Experimental reduction in placental growth often leads to increased placental efficiency measured as grams of fetus produced per gram of placenta, although little is known about the mechanisms involved. This study tested the hypothesis that the smallest placenta within a litter is the most efficient at supporting fetal growth by examining the natural intra-litter variation in placental nutrient transfer capacity in normal pregnant mice. The morphology, nutrient transfer and expression of key growth and nutrient supply genes (Igf2P0, Grb10, Slc2a1, Slc2a3, Slc38a1, Slc38a2 and Slc38a4) were compared in the lightest and heaviest placentas of a litter at days 16 and 19 of pregnancy, when mouse fetuses are growing most rapidly in absolute terms. The data show that there are morphological and functional adaptations in the lightest placenta within a litter, which increase active transport of amino acids per gram of placenta and maintain normal fetal growth close to term, despite the reduced placental mass. The specific placental adaptations differ with age.
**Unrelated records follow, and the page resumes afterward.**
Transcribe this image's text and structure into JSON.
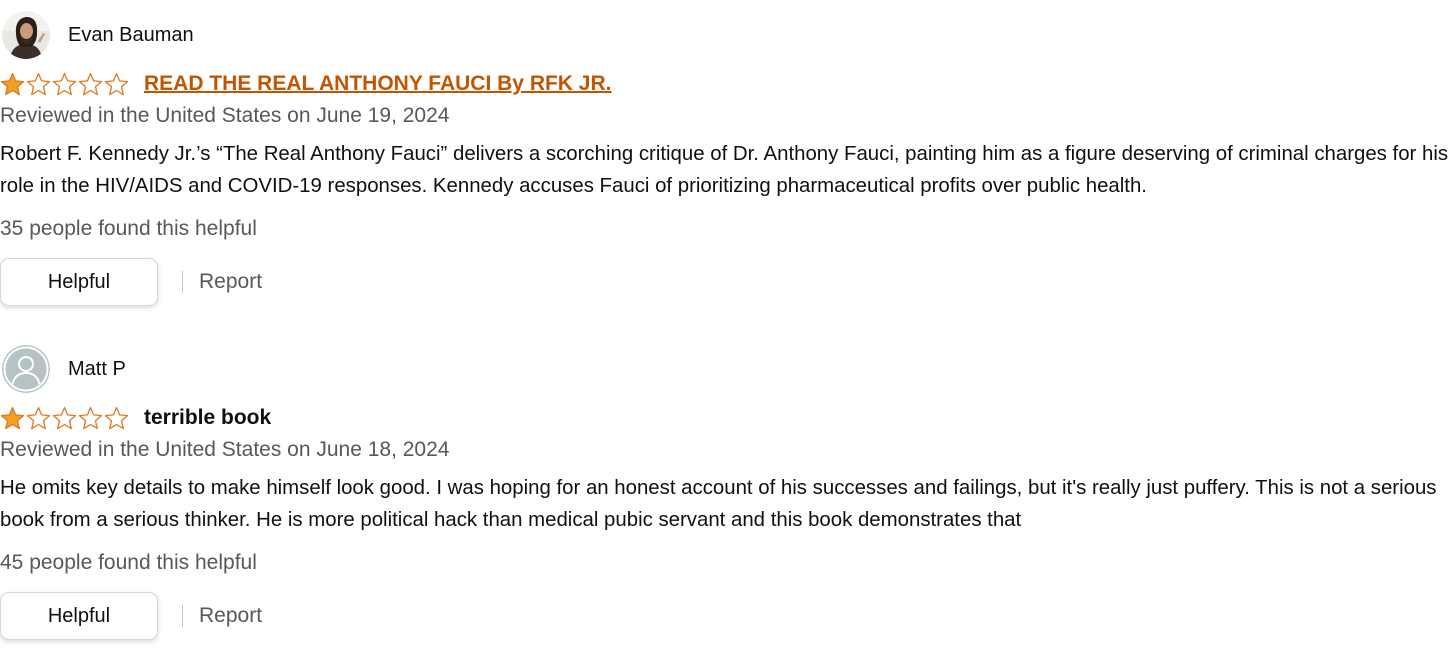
{
  "colors": {
    "star_filled": "#f2a024",
    "star_outline": "#de7921",
    "link": "#c45500",
    "secondary_text": "#565959",
    "primary_text": "#0f1111"
  },
  "reviews": [
    {
      "reviewer_name": "Evan Bauman",
      "avatar": "reviewer-photo",
      "rating": 1,
      "max_rating": 5,
      "title": "READ THE REAL ANTHONY FAUCI By RFK JR.",
      "title_is_link": true,
      "date": "Reviewed in the United States on June 19, 2024",
      "body": "Robert F. Kennedy Jr.’s “The Real Anthony Fauci” delivers a scorching critique of Dr. Anthony Fauci, painting him as a figure deserving of criminal charges for his role in the HIV/AIDS and COVID-19 responses. Kennedy accuses Fauci of prioritizing pharmaceutical profits over public health.",
      "helpful_count_text": "35 people found this helpful",
      "helpful_button": "Helpful",
      "report_link": "Report"
    },
    {
      "reviewer_name": "Matt P",
      "avatar": "default-avatar-icon",
      "rating": 1,
      "max_rating": 5,
      "title": "terrible book",
      "title_is_link": false,
      "date": "Reviewed in the United States on June 18, 2024",
      "body": "He omits key details to make himself look good. I was hoping for an honest account of his successes and failings, but it's really just puffery. This is not a serious book from a serious thinker. He is more political hack than medical pubic servant and this book demonstrates that",
      "helpful_count_text": "45 people found this helpful",
      "helpful_button": "Helpful",
      "report_link": "Report"
    }
  ]
}
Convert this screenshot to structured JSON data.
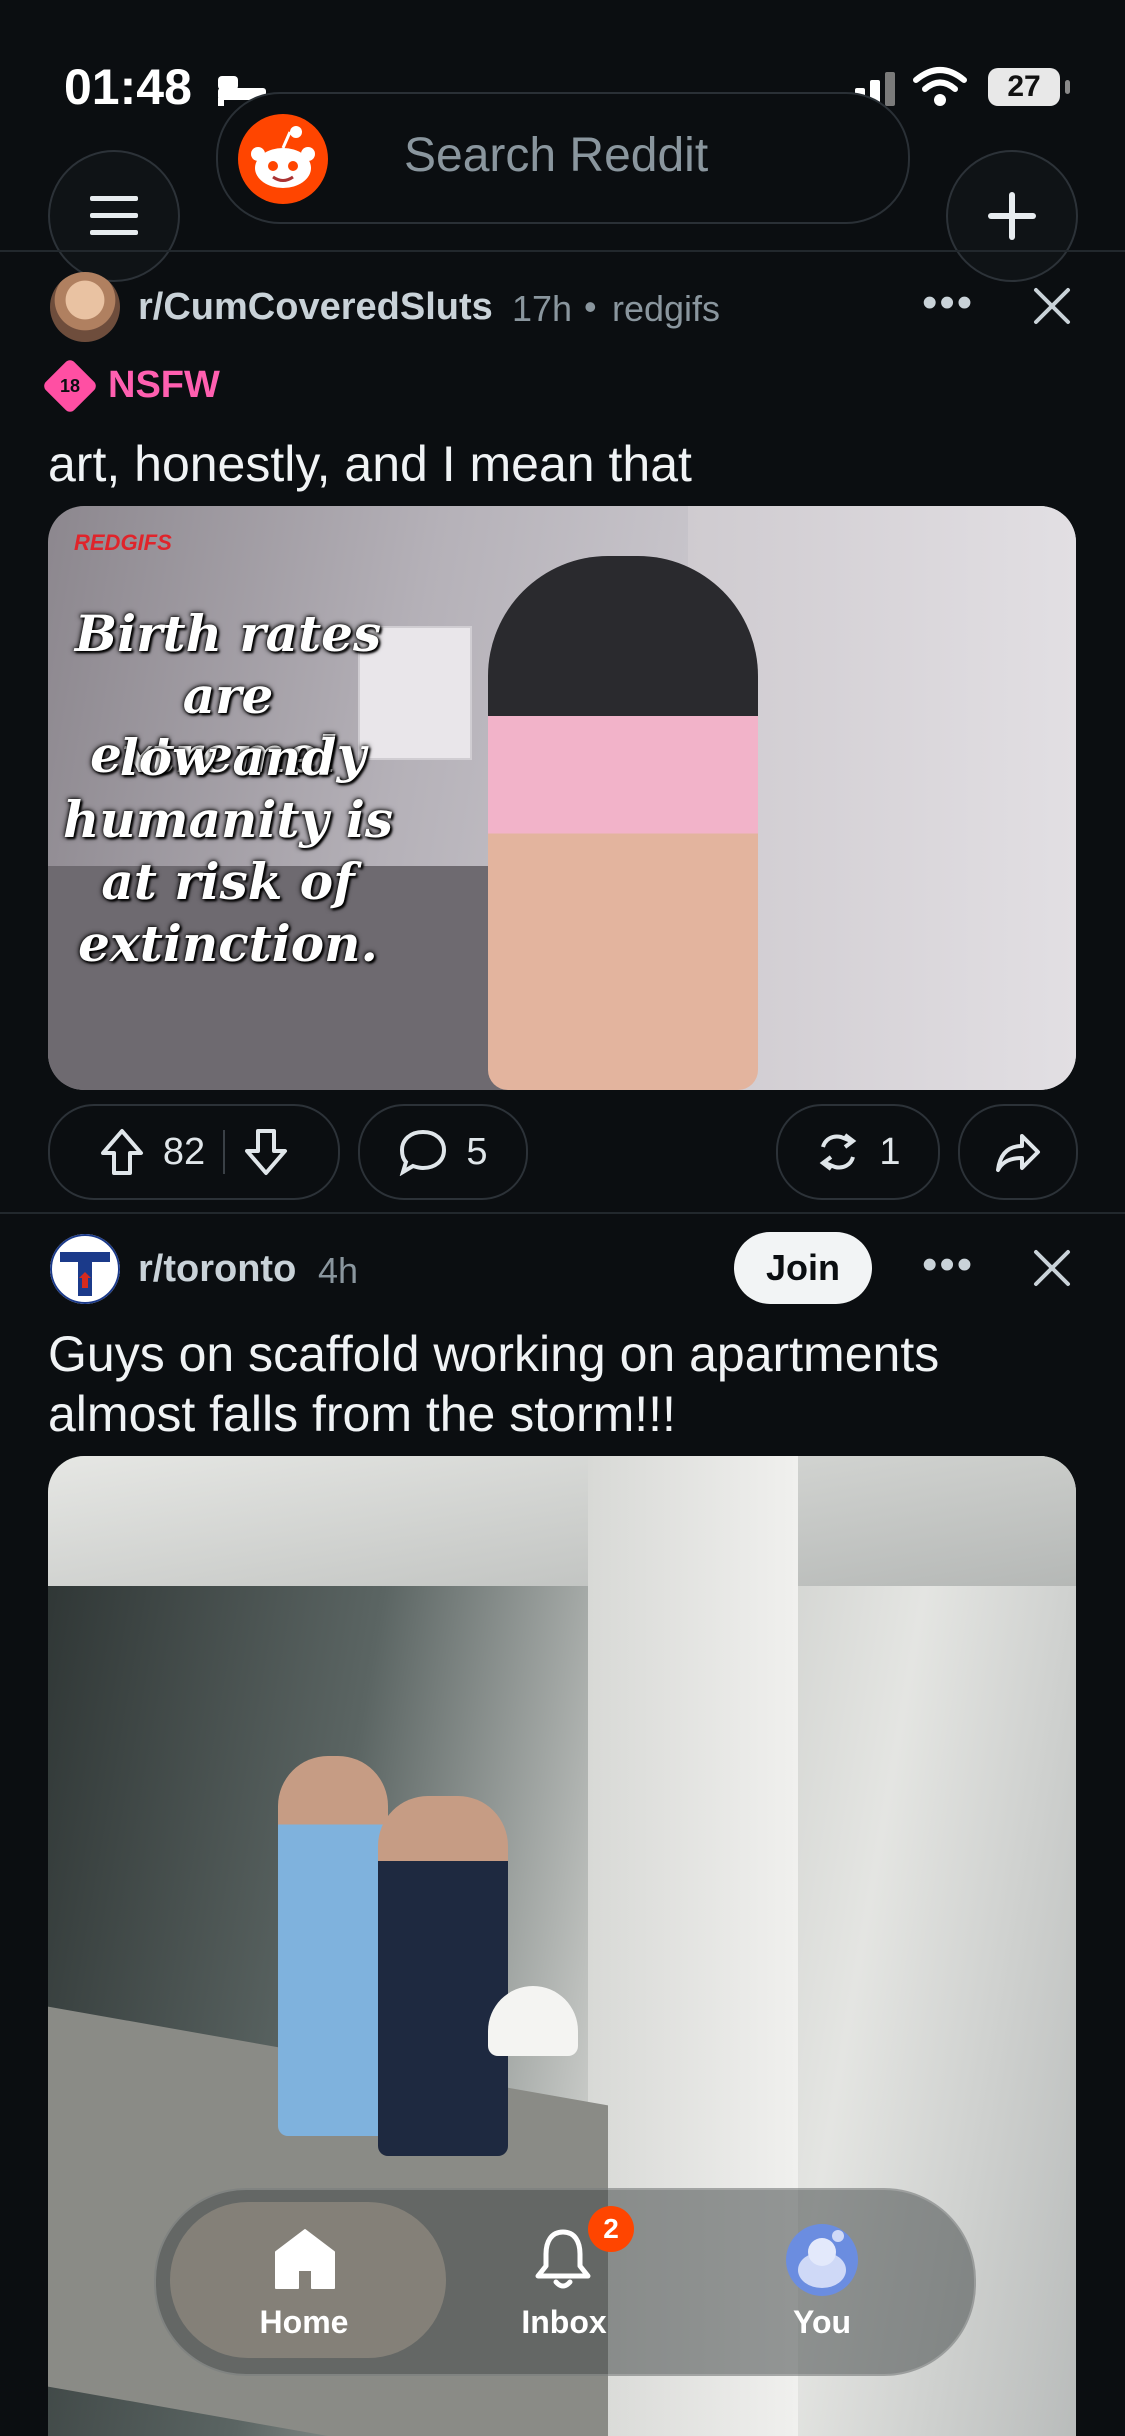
{
  "status_bar": {
    "time": "01:48",
    "battery": "27"
  },
  "header": {
    "search_placeholder": "Search Reddit"
  },
  "posts": [
    {
      "subreddit": "r/CumCoveredSluts",
      "age": "17h",
      "source": "redgifs",
      "tag": "NSFW",
      "tag_badge": "18",
      "title": "art, honestly, and I mean that",
      "media_watermark": "REDGIFS",
      "media_caption": [
        "Birth rates",
        "are extremely",
        "low and",
        "humanity is",
        "at risk of",
        "extinction."
      ],
      "upvotes": "82",
      "comments": "5",
      "crossposts": "1"
    },
    {
      "subreddit": "r/toronto",
      "age": "4h",
      "join_label": "Join",
      "title_line1": "Guys on scaffold working on apartments",
      "title_line2": "almost falls from the storm!!!"
    }
  ],
  "bottom_nav": {
    "items": [
      {
        "label": "Home"
      },
      {
        "label": "Inbox"
      },
      {
        "label": "You"
      }
    ],
    "inbox_badge": "2"
  },
  "colors": {
    "background": "#0b0e11",
    "accent": "#ff4500",
    "nsfw": "#ff5fb0"
  }
}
At E16, they are primarily morphological with an increase in the volume fraction of the labyrinthine zone responsible for nutrient exchange, whereas at E19 they are more functional with up-regulated placental expression of the glucose transporter gene, Slc2a1/GLUT1 and one isoform the System A family of amino acid transporters, Slc38a2/SNAT2. Thus, this adaptability in placental phenotype provides a functional reserve capacity for maximizing fetal growth during late gestation when placental growth is compromised.
Keywords / Materials (for Non-textual outputs)
- MOUSE PLACENTA
- DEVELOPMENTAL ORIGINS
- INTRAUTERINE GROWTH
- IMPRINTED GENES